At its core, the language of sustainability is a way of referring to the longterm dependence of human and nonhuman well-being on the natural world in the face of evidence that human activities are damaging the capacity and diminishing the accumulated beneficial products of the natural systems on which we and other species fundamentally rely. What unsustainability implies is that humanity is collectively living in such a way as to diminish opportunities to live well in the future, and the preservation of opportunities to live well presents itself as the overarching normative focus of concern for sustainability. Expressed in these terms, the opportunities for members of nonhuman species to live well matter, just as the opportunities of human beings matter, and many ethicists and moral theorists argue that the quality of life of sentient nonhumans is morally significant. We find these arguments compelling, but we will confine our attention to human well-being in this book. Understanding the nature and ethics of preserving opportunities for human beings to live well is challenging enough for one book.

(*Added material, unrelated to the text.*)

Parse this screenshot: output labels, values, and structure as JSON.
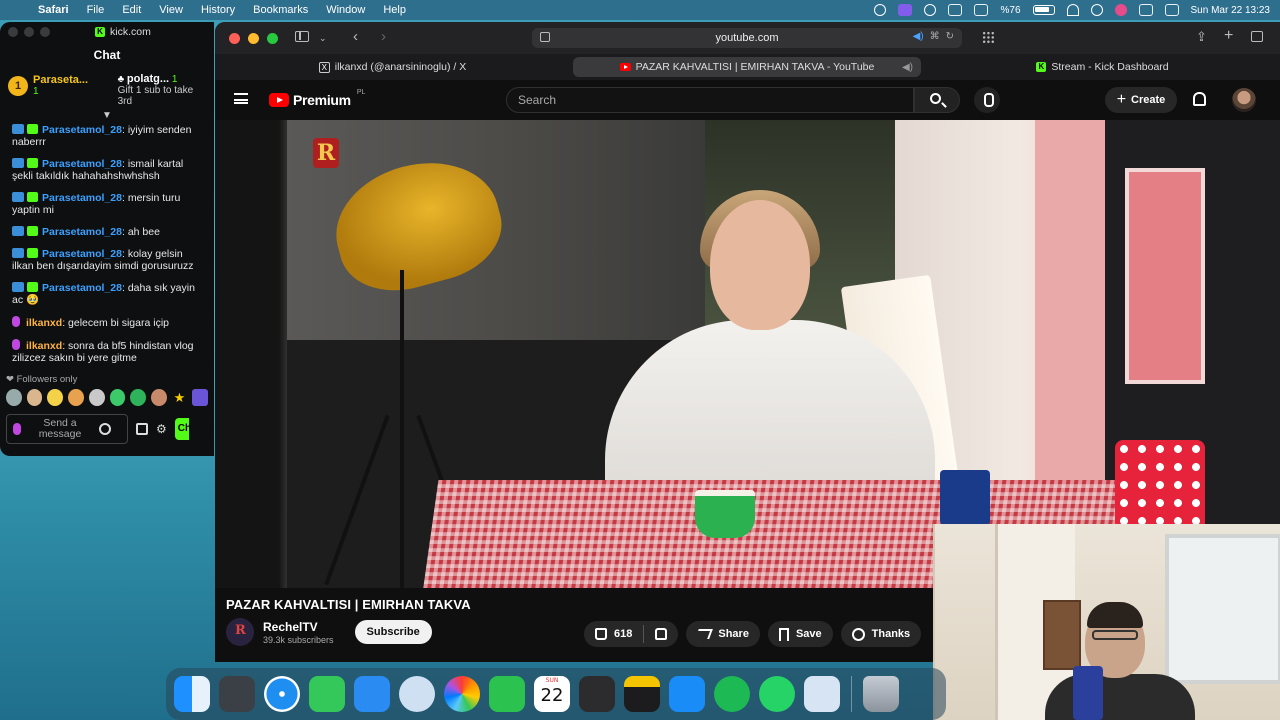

Clarifying the nature and value of sustainability is our goal, a goal predicated on the conviction that conceptual and moral clarity about sustainability is fundamental to sound decision-making in pursuit of sustainability. We will define a vocabulary of sustainability and identify the relationships between some different forms of sustainability that people have reason to care about. As noted in the introduction, our formulations of terms and definitions will be somewhat reconstructive. Our goal is not to report how sustainability terms actually are used; rather, it is to provide a set of terms that is reasonably precise and analytically clarifying, especially with respect to the normative aspects of sustainability. We locate the importance of sustainability in the preservation of opportunities to live well and convey the urgency of addressing it through a survey of the problems of sustainability that are undermining opportunities to live well in the future.

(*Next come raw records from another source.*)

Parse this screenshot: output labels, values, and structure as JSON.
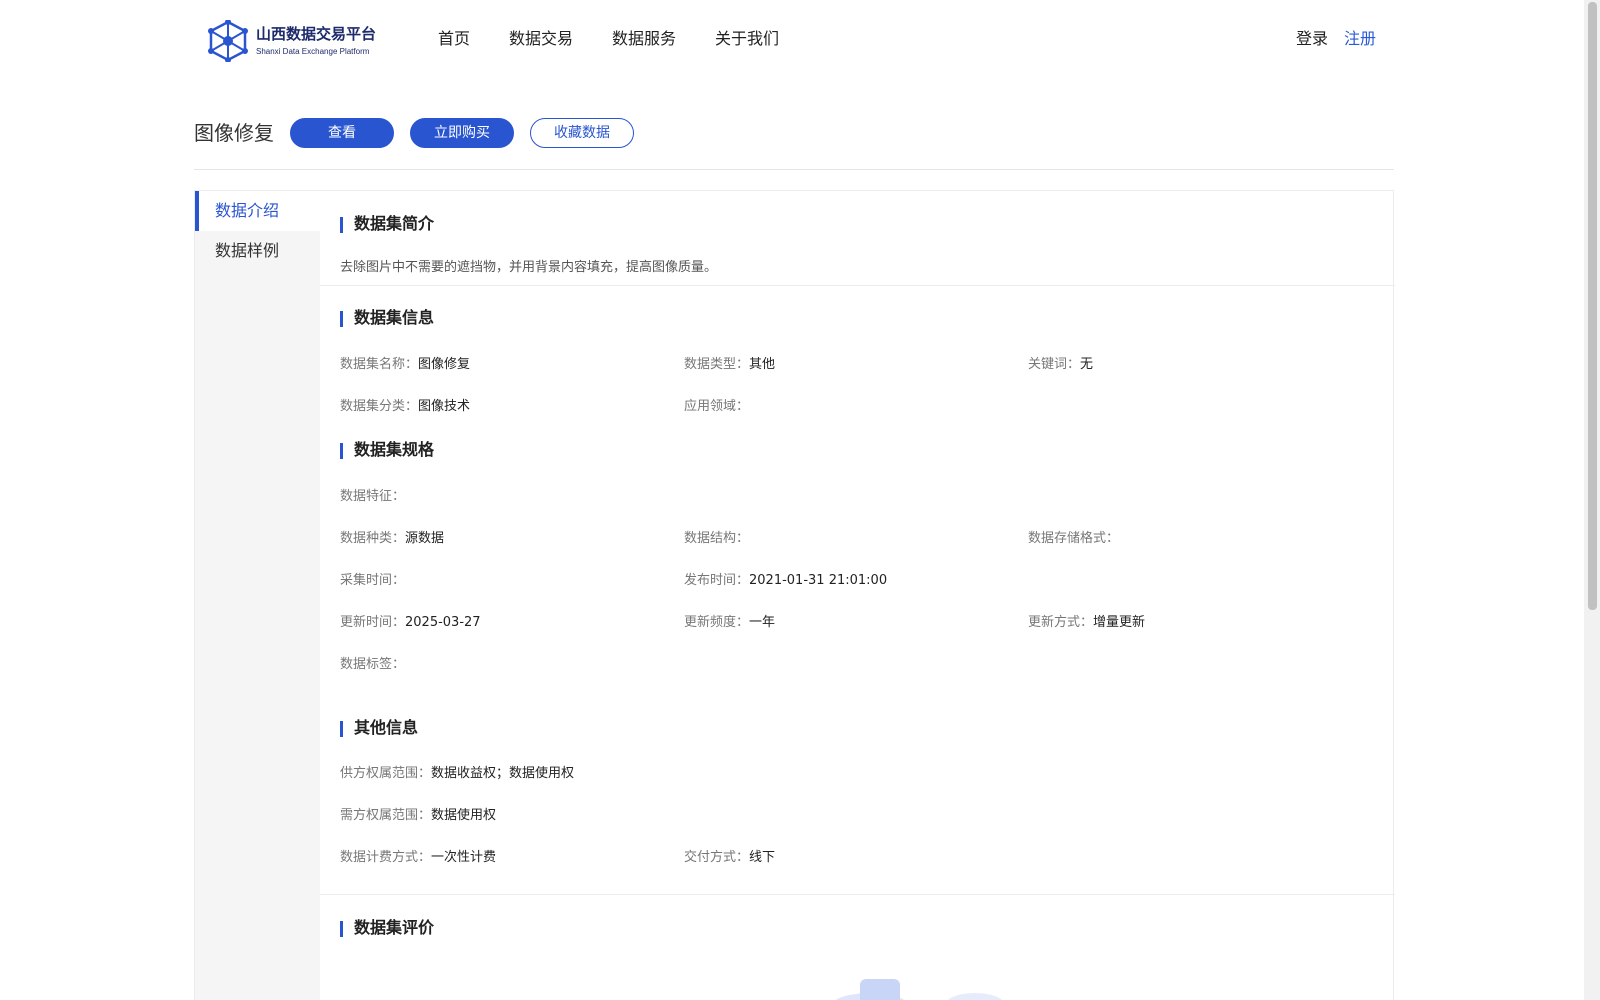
{
  "brand": {
    "title": "山西数据交易平台",
    "subtitle": "Shanxi Data Exchange Platform",
    "color": "#2a55d0"
  },
  "nav": {
    "items": [
      "首页",
      "数据交易",
      "数据服务",
      "关于我们"
    ]
  },
  "auth": {
    "login": "登录",
    "register": "注册"
  },
  "titlebar": {
    "title": "图像修复",
    "view_button": "查看",
    "buy_button": "立即购买",
    "favorite_button": "收藏数据"
  },
  "sidebar": {
    "items": [
      "数据介绍",
      "数据样例"
    ],
    "active": "数据介绍"
  },
  "intro": {
    "heading": "数据集简介",
    "text": "去除图片中不需要的遮挡物，并用背景内容填充，提高图像质量。"
  },
  "info": {
    "heading": "数据集信息",
    "fields": [
      {
        "label": "数据集名称：",
        "value": "图像修复"
      },
      {
        "label": "数据类型：",
        "value": "其他"
      },
      {
        "label": "关键词：",
        "value": "无"
      },
      {
        "label": "数据集分类：",
        "value": "图像技术"
      },
      {
        "label": "应用领域：",
        "value": ""
      }
    ]
  },
  "spec": {
    "heading": "数据集规格",
    "fields": [
      {
        "label": "数据特征：",
        "value": ""
      },
      {
        "label": "数据种类：",
        "value": "源数据"
      },
      {
        "label": "数据结构：",
        "value": ""
      },
      {
        "label": "数据存储格式：",
        "value": ""
      },
      {
        "label": "采集时间：",
        "value": ""
      },
      {
        "label": "发布时间：",
        "value": "2021-01-31 21:01:00"
      },
      {
        "label": "更新时间：",
        "value": "2025-03-27"
      },
      {
        "label": "更新频度：",
        "value": "一年"
      },
      {
        "label": "更新方式：",
        "value": "增量更新"
      },
      {
        "label": "数据标签：",
        "value": ""
      }
    ]
  },
  "other": {
    "heading": "其他信息",
    "fields": [
      {
        "label": "供方权属范围：",
        "value": "数据收益权；数据使用权"
      },
      {
        "label": "需方权属范围：",
        "value": "数据使用权"
      },
      {
        "label": "数据计费方式：",
        "value": "一次性计费"
      },
      {
        "label": "交付方式：",
        "value": "线下"
      }
    ]
  },
  "review": {
    "heading": "数据集评价"
  }
}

The language of sustainability has largely displaced the language of environmental conservation, without committing itself to some defining aspects of the logic of conservation. Environmental conservation has signified a responsible and efficient use of natural resources for human benefit, subject to public regulatory oversight and guided by a scientific understanding of resource development and environmental protection. It has long been contrasted with environmental preservation, or the designation of wilderness areas, habitats, or species to be protected from human exploitation. Sustainability is concerned with human well-being much as conservation is, but the conceptualization of sustainability has recognized that the dependence of human well-being on the natural environment is richer and more complex than dependence on “natural resources.”
Further, the pursuit of sustainability has not been limited to conservation strategies. Natural processes of climate and flood regulation are not “resources” that can be removed from nature and put to some use, for instance, but human well-being depends on them. We now know that these processes are being disrupted by human activities, especially the burning of fossil fuels, so a more encompassing concept than that of natural resources is needed. We also know that the impact of human activities is global in reach, cumulative in effect, and remarkably persistent. The impact of our present activities on global climate and ocean chemistry will persist on the order of ten thousand years, and the persistence of impact on biodiversity will be a couple of orders of magnitude beyond that. Thinking about sustainability has thus developed in connection with new ways of conceptualizing human dependence on nature. The concepts of natural capital and an ecological footprint are widely used to catalog the forms of such dependence and express the extent of overreliance in terms that are easily understood. The value of ecological footprint analysis (EFA) as a basis for policy is hotly debated, but EFA estimations of human burdens on natural systems are ubiquitous and a useful point of departure.
Is a daily commute from home to work and back a unit of consumption? Let’s suppose it is. The footprint intensity of a daily commute is largely a function of the footprint intensity of energy and structural aspects of urban settings and their transportation systems. What is the distance from affordable and desirable housing to workplaces? How extensive is public transportation, and is it used by enough passengers to yield a substantially lower footprint per commute than that entailed by use of personal vehicles? To what extent is walking or bicycling feasible? Are there sidewalks for pedestrians? Safe bicycle lanes? Options for combining bicycle and tram? Can shops be reached on foot, or are they concentrated on the suburban fringe? Many choices regarding urban design and thereby sustainability are no less public choices than the imposition of a carbon tax would be. Therefore, although it is useful to encourage individual lifestyle changes conducive to sustainability, it is also important to understand the role of systems, settings, and structures in shaping individual choices and to encourage cooperation in public action and public-private partnerships to make these determinants of individual choice more conducive to sustainability